*Task statement*: In the records below, which lines include "data"? Copy them.

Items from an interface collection
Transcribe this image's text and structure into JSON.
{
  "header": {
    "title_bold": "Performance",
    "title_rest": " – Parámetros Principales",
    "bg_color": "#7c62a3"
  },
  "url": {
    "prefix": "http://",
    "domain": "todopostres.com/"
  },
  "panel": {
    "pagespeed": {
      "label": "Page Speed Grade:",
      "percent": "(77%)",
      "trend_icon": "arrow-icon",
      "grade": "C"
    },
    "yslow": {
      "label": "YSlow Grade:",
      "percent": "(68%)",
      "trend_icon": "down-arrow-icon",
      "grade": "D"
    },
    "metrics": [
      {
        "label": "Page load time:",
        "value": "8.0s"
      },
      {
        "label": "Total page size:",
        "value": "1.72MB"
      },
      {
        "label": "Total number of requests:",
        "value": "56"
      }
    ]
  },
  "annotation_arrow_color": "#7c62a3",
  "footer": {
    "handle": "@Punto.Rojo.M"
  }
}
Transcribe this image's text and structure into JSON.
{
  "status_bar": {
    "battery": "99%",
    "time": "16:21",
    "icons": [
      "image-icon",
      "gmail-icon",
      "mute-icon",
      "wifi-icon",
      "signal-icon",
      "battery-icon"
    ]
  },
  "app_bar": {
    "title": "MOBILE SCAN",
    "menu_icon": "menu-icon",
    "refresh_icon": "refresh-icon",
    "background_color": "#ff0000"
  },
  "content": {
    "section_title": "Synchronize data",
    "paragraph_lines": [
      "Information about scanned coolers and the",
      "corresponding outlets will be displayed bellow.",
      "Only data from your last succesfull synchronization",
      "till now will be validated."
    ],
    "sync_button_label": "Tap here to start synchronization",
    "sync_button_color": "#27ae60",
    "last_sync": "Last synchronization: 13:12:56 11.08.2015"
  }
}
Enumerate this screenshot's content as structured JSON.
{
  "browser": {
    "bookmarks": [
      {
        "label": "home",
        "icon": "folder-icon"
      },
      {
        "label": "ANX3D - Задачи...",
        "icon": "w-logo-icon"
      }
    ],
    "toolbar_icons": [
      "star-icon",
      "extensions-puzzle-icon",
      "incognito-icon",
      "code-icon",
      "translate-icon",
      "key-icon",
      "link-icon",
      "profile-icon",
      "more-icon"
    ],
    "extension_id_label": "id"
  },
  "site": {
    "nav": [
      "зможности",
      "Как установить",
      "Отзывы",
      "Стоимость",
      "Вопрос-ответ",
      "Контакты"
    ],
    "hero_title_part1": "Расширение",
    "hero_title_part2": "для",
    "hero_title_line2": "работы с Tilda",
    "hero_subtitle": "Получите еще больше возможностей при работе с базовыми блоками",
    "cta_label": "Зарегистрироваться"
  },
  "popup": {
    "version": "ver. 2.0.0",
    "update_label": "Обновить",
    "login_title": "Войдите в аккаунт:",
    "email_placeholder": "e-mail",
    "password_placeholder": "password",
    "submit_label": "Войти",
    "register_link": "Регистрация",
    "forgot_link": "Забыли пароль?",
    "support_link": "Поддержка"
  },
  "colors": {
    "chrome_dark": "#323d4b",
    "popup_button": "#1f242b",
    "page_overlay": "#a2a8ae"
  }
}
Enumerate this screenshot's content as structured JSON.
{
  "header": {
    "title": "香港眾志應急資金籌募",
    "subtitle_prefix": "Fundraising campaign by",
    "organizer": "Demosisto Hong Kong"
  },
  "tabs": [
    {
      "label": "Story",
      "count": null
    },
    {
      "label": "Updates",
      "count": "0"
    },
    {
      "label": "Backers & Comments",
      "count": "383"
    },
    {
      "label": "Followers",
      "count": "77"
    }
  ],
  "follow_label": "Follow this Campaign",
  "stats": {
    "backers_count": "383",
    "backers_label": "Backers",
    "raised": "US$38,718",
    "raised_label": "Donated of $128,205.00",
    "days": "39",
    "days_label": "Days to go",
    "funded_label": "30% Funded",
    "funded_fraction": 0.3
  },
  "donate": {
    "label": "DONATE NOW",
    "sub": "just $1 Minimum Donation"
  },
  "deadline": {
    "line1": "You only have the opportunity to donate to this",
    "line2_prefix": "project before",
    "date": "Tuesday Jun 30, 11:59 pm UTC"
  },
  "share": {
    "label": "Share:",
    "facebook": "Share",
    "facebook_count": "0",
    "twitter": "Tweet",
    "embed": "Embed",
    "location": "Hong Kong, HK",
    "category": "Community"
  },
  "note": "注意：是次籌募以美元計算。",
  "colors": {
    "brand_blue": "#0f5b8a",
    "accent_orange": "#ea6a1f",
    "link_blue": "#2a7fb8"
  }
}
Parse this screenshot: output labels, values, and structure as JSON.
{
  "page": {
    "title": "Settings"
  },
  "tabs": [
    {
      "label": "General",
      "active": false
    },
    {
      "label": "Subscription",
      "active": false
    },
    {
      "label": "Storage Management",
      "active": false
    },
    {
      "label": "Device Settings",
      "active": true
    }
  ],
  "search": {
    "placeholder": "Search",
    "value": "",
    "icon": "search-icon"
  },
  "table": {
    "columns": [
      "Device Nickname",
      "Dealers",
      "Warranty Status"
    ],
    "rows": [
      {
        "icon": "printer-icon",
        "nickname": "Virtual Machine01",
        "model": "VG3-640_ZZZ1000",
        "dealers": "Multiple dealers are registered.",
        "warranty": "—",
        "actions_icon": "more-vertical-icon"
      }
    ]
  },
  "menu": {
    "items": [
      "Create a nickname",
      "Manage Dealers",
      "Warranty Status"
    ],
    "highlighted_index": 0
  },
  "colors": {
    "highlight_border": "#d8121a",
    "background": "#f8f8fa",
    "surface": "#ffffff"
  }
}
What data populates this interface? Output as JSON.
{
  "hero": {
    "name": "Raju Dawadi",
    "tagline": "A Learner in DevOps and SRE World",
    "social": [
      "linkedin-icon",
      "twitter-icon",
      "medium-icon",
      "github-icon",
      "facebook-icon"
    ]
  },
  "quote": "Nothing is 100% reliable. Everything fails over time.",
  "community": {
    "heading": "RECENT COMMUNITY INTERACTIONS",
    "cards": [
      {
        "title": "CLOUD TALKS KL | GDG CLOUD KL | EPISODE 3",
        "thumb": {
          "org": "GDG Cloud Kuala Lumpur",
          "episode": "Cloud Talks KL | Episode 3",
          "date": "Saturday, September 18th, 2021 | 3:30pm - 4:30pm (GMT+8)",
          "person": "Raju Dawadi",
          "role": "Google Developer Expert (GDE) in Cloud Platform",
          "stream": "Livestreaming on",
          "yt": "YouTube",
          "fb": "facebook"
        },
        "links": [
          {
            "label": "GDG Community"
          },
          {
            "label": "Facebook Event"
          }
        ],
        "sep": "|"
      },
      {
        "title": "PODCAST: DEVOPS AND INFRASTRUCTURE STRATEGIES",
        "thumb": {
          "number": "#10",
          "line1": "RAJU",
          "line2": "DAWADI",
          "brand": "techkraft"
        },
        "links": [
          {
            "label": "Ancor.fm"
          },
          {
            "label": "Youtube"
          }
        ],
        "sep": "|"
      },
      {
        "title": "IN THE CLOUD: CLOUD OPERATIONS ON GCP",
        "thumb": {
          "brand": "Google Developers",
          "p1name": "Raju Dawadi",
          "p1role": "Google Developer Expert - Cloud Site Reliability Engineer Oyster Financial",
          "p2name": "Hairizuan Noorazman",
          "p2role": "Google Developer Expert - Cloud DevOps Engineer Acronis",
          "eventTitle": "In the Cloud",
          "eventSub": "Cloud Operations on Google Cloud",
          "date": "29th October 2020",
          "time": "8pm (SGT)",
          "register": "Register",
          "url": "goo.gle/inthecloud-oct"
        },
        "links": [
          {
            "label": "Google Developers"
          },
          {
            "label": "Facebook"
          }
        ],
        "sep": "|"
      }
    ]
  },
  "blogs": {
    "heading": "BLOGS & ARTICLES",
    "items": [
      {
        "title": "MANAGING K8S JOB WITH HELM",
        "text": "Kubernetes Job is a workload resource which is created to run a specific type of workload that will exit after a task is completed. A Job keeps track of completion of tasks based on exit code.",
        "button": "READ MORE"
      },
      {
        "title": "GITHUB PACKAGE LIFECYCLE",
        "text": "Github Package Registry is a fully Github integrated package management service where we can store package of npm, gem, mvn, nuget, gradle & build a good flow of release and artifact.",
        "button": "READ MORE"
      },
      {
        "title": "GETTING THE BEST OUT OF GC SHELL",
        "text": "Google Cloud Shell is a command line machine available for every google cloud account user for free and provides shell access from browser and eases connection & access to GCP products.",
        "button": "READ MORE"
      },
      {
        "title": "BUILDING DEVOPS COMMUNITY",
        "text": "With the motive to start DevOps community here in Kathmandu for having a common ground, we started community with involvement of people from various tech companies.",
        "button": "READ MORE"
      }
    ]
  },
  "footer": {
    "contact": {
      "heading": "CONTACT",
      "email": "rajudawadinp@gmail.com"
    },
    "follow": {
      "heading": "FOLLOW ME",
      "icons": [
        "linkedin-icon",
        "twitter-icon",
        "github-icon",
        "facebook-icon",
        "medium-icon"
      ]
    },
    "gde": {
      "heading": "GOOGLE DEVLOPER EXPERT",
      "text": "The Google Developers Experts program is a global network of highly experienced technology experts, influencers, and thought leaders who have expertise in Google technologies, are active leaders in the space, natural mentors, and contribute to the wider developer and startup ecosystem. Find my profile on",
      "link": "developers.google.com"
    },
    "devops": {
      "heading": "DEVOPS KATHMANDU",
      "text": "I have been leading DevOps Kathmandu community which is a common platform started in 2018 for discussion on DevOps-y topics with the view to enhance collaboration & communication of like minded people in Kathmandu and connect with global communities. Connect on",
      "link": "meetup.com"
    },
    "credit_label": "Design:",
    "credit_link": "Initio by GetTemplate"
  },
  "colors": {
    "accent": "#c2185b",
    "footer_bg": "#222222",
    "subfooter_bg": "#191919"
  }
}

*Response area*:
    "section_title": "Synchronize data",
      "Only data from your last succesfull synchronization",
What data populates this interface? Output as JSON.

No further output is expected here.